The morning began with news that the North Carolina Republican Party was planning to run an ad that will reference “controversial figures from Obama’s past.” Ever since, both the McCain campaign and the Republican National Committee have been trying to distance themselves from the effort.
On a landing strip near Inez, Ky., RNC Chairman Mike Duncan said he put in a call this morning to the chairwoman of the North Carolina Republican Party. “I left a voicemail encouraging her not to run the ad,” he said. Katie Wright, an RNC spokeswoman, elaborated, saying the national party first learned of the ad last night, and raised objections at a staff level. “We didn’t see it as helpful or appropriate. But they are an independent organization,” she said of the North Carolina state party.
A few minutes later, McCain weighed in himself. “We asked them not to run it. I am sending them an email as we speak asking them to take it down,” McCain said. “There is no place for that kind of campaigning.”
In this respect, McCain continues to draw a fine — and somewhat fuzzy — line between those issues from Obama’s past that are fair game and those that are not. While he has mostly ruled out Obama’s relationship with Rev. Jeremiah Wright as a legitimate issue, McCain spent Sunday saying that Obama’s relationship to another controversial figure, William Ayers, was a legitimate issue. Ayers, a former member of a violent fringe of the anti-Vietnam war movement, the Weather Underground, is a now a college professor in Chicago.
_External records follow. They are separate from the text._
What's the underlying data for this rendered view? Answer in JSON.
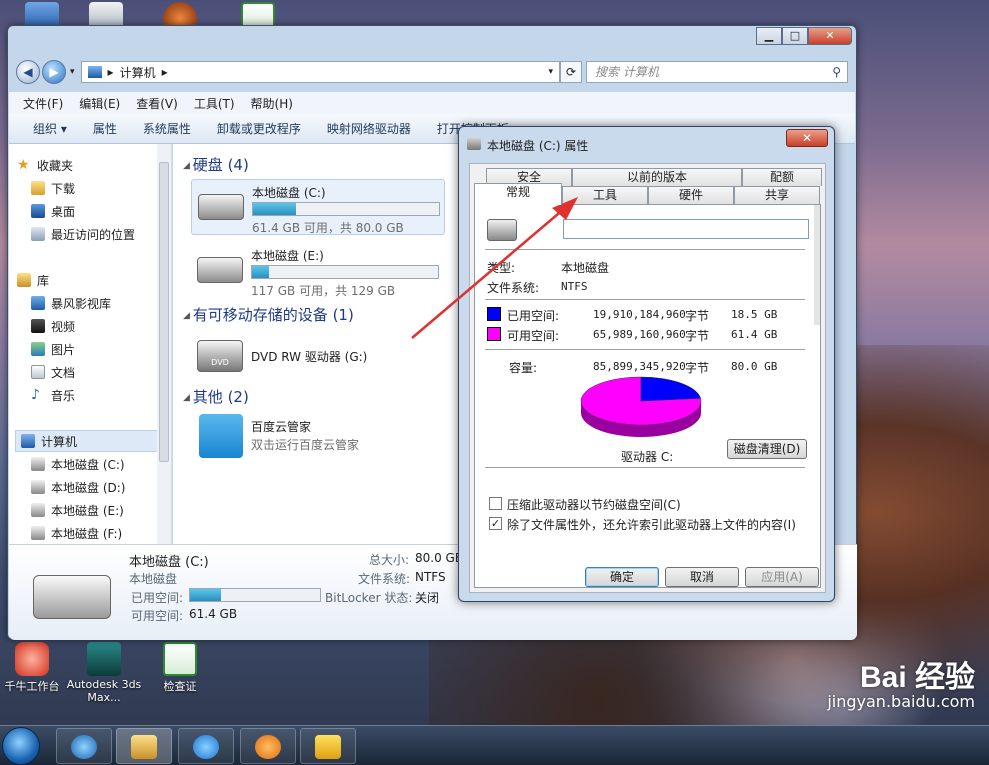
{
  "desktop": {
    "icons": [
      {
        "label": "千牛工作台"
      },
      {
        "label": "Autodesk 3ds Max..."
      },
      {
        "label": "检查证"
      }
    ]
  },
  "explorer": {
    "breadcrumb": "计算机",
    "search_placeholder": "搜索 计算机",
    "menu": [
      "文件(F)",
      "编辑(E)",
      "查看(V)",
      "工具(T)",
      "帮助(H)"
    ],
    "toolbar": [
      "组织 ▾",
      "属性",
      "系统属性",
      "卸载或更改程序",
      "映射网络驱动器",
      "打开控制面板"
    ],
    "sidebar": {
      "favorites": "收藏夹",
      "fav_items": [
        "下载",
        "桌面",
        "最近访问的位置"
      ],
      "libraries": "库",
      "lib_items": [
        "暴风影视库",
        "视频",
        "图片",
        "文档",
        "音乐"
      ],
      "computer": "计算机",
      "drives": [
        "本地磁盘 (C:)",
        "本地磁盘 (D:)",
        "本地磁盘 (E:)",
        "本地磁盘 (F:)"
      ]
    },
    "groups": {
      "hdd": "硬盘 (4)",
      "removable": "有可移动存储的设备 (1)",
      "other": "其他 (2)"
    },
    "drives": [
      {
        "name": "本地磁盘 (C:)",
        "sub": "61.4 GB 可用，共 80.0 GB",
        "used_fraction": 0.23
      },
      {
        "name": "本地磁盘 (E:)",
        "sub": "117 GB 可用，共 129 GB",
        "used_fraction": 0.09
      }
    ],
    "dvd": {
      "name": "DVD RW 驱动器 (G:)",
      "icon_text": "DVD"
    },
    "app": {
      "name": "百度云管家",
      "sub": "双击运行百度云管家"
    },
    "details": {
      "title": "本地磁盘 (C:)",
      "type": "本地磁盘",
      "used_label": "已用空间:",
      "free_label": "可用空间:",
      "free_value": "61.4 GB",
      "total_label": "总大小:",
      "total_value": "80.0 GB",
      "fs_label": "文件系统:",
      "fs_value": "NTFS",
      "bitlocker_label": "BitLocker 状态:",
      "bitlocker_value": "关闭",
      "used_fraction": 0.24
    }
  },
  "dialog": {
    "title": "本地磁盘 (C:) 属性",
    "close": "✕",
    "tabs_top": [
      "安全",
      "以前的版本",
      "配额"
    ],
    "tabs_bottom": [
      "常规",
      "工具",
      "硬件",
      "共享"
    ],
    "type_label": "类型:",
    "type_value": "本地磁盘",
    "fs_label": "文件系统:",
    "fs_value": "NTFS",
    "used": {
      "label": "已用空间:",
      "bytes": "19,910,184,960",
      "unit": "字节",
      "size": "18.5 GB",
      "color": "#0000ff"
    },
    "free": {
      "label": "可用空间:",
      "bytes": "65,989,160,960",
      "unit": "字节",
      "size": "61.4 GB",
      "color": "#ff00ff"
    },
    "capacity": {
      "label": "容量:",
      "bytes": "85,899,345,920",
      "unit": "字节",
      "size": "80.0 GB"
    },
    "drive_label": "驱动器 C:",
    "cleanup": "磁盘清理(D)",
    "compress": "压缩此驱动器以节约磁盘空间(C)",
    "index": "除了文件属性外，还允许索引此驱动器上文件的内容(I)",
    "index_checked": "✓",
    "ok": "确定",
    "cancel": "取消",
    "apply": "应用(A)"
  },
  "watermark": {
    "brand": "Bai 经验",
    "url": "jingyan.baidu.com"
  }
}
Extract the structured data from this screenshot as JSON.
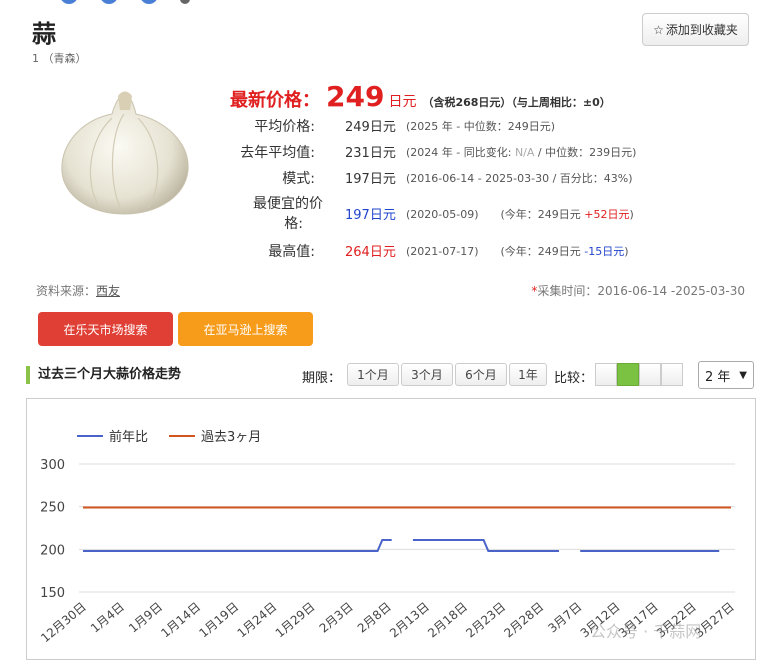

“His relationship with Mr. Ayers is open to question,” McCain said on ABC’s This Week, about Obama. “He became friends with him and spent time with him while the guy was unrepentant over his activities as a member of a terrorist organization, the Weathermen. Does he condemn them? Would he condemn someone who says they’re unrepentant and wished that they had bombed more?”